Saturday, 17 November 2012

No surprises (1)

In 2010, Professor Karl Friston wrote an interesting, if somewhat technical paper about the Bayesian brain and work being done on unifying theories of brain function. In simple terms, the idea is that the human brain functions in such a way as to minimise surprises, which as Friston says are neural costs in the sense that surprises have to be dealt with by non-routine neural activity.

This non-routine activity may be a change to our mental maps of reality or a change to reality itself  - a change we make to physical environment.

We walk through a room and a chair is in our way - that is a surprise in the sense that alerts us to a mismatch between reality and route we are taking through the room - our mental map of it. So we move the chair or deny its existence - these are two of the remedies open to us.

So a surprise in this sense is a mismatch between our mental maps of the real world and our sensory inputs - which has to be unexpectedly corrected.

Not a remarkable conclusion of course, because it is consistent with survival strategies. When we adapt to an environment or situation, we act to minimise any surprises it may spring on us. When we learn and imitate others, we are acting to minimise surprises by doing what has been done before.

We do a huge amount of surprise-limitation at the interpersonal level - constantly nudging the behaviour of other people towards our own comfort zones, while at the same time being constantly nudged ourselves.

It never stops.

It can be as subtle as failing to smile or as crude as a fist in the face. It's also government policy, because all government institutions want unsurprising citizens with predictable behaviour. The corollary of course is that we ought to see this kind of government behaviour as unsurprising.  

Friston and others in his field are using this commonsense view as a mathematical model for how the brain operates efficiently, how it processes sensory inputs as efficiently as possible by keeping to a minimum those inputs which require more than routine processing – the surprises.

If surprises occur then sometimes we act on the outside world in order to minimise future surprises.

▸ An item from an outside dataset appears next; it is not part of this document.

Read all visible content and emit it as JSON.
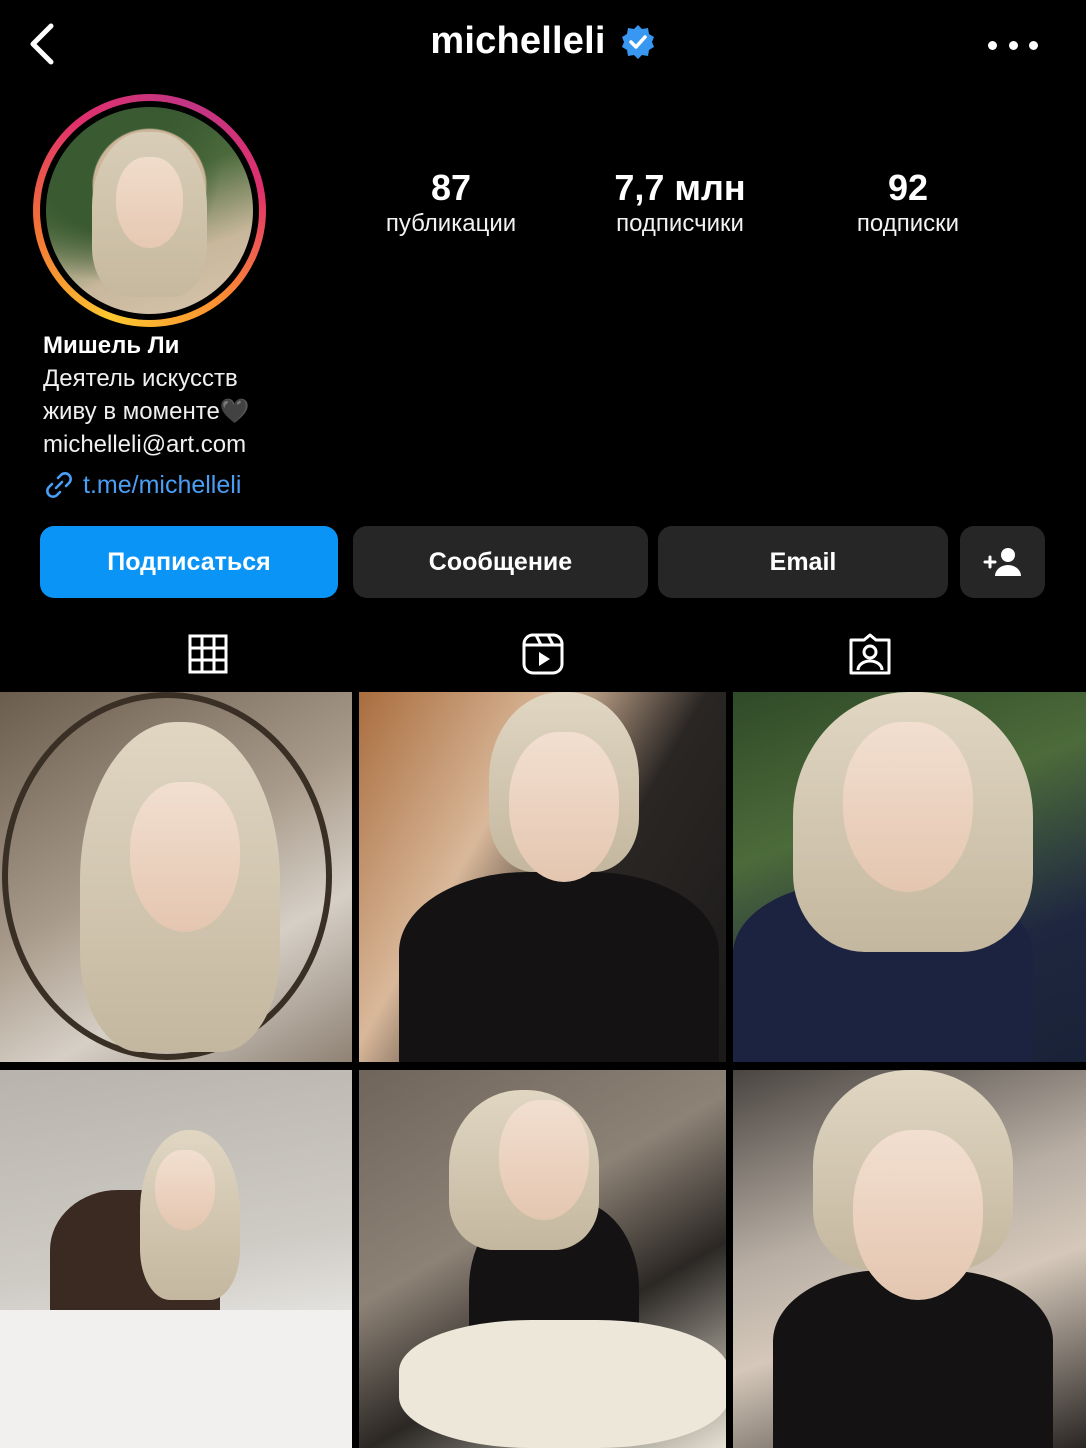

We move that chair to avoid falling over it, have the boiler serviced to avoid a breakdown, drink less alcohol to avoid a headache. 

What interests me about this approach is the way Friston uses the simple word surprise to bring out how crucially important it is to minimise mismatches between experience and expectation. If his approach is sound, then this is the goal-seeking aspect of brain function at a cognitive level.

To my mind, this use of the word surprise also fits in very well with common sense – how we differ in our attitude to surprise and our reluctance to change either our ideas, our behaviour or the outside world. Although there is a loose end here, because there is such a thing as incompetence.

We attempt to minimise surprise in numerous ways. Conventions, consensus, institutions, training, teaching, instruction manuals, points of view, prejudices, braking systems, suncream, vaccinations and so on. The list is endless, because this is a very general idea.

At some point, if it hasn’t occurred already, somebody will suggest that we vary in our tendency to avoid surprise. Not that such a possibility would be surprising of course, but what if it turns out that these tendencies differ between the sexes, between races and cultures and across age ranges?

Some people may be –

  • Better at what we might loosely call administration – surprise is minimised now.
  • Better at what we might loosely call exploration – surprise is minimised in the future.

 Exploration in this sense is a search for new situations where surprise is more minimal than the present situation, from building a better mousetrap to proposing a new drugs policy to finding the Higgs boson. It's the search for better where better means more efficient, more predictable and therefore less surprising.

Obviously the potential for controversy is huge if it turns out that men and women differ, if only marginally, in their propensity to avoid surprises. If there are cultural or racial differences too? The outcry will be formidable, but why?

Because for many, the findings would count as a surprise.


Sam Vega said...

That must be why my daughter turned her nose up at her birthday presents!

It is a nice theory, in the sense that one can see all sorts of applications wherever you look.

As a lover of maps, I agree that there is a comfort and satisfaction in knowing that one's picture fits the world. But I suspect there is something higher; something that I can feel dissipating when I learn the name for that mist-shrouded copse, or realise that beautiful roof-line is the back of the old row of cottages behind the High Street.

There is a beauty in being lost, there is wonder in being surprised, and sometimes we just need to not know what is going on.

I think we get fleeting glimpses of this in Calvino, and I think this is what Blake was getting at when he railed against the systematisers and explainers like Newton.

A K Haart said...

Sam - I agree. If Friston's theory is sound, then the theory itself is attractive because it minimises surprises. It's just another pleasing map.

We never can close the loop, as Calvino knew - as I think most of us know.

Angus Dei said...

Not surprised at all AK...

Demetrius said...

I wonder if there is an age factor in that for most people the older they get the less they can cope with or deal with surprises. It would be intriquing to relate this to neural capability.

A K Haart said...

Angus - nothing surprises me. Almost!

Demetrius - probably so, yet many younger people seem to find surprises problematic too.

James Higham said...

Kick the chair over for having the temerity to be there in these self-entitled times?

A K Haart said...

James - then deny the kick!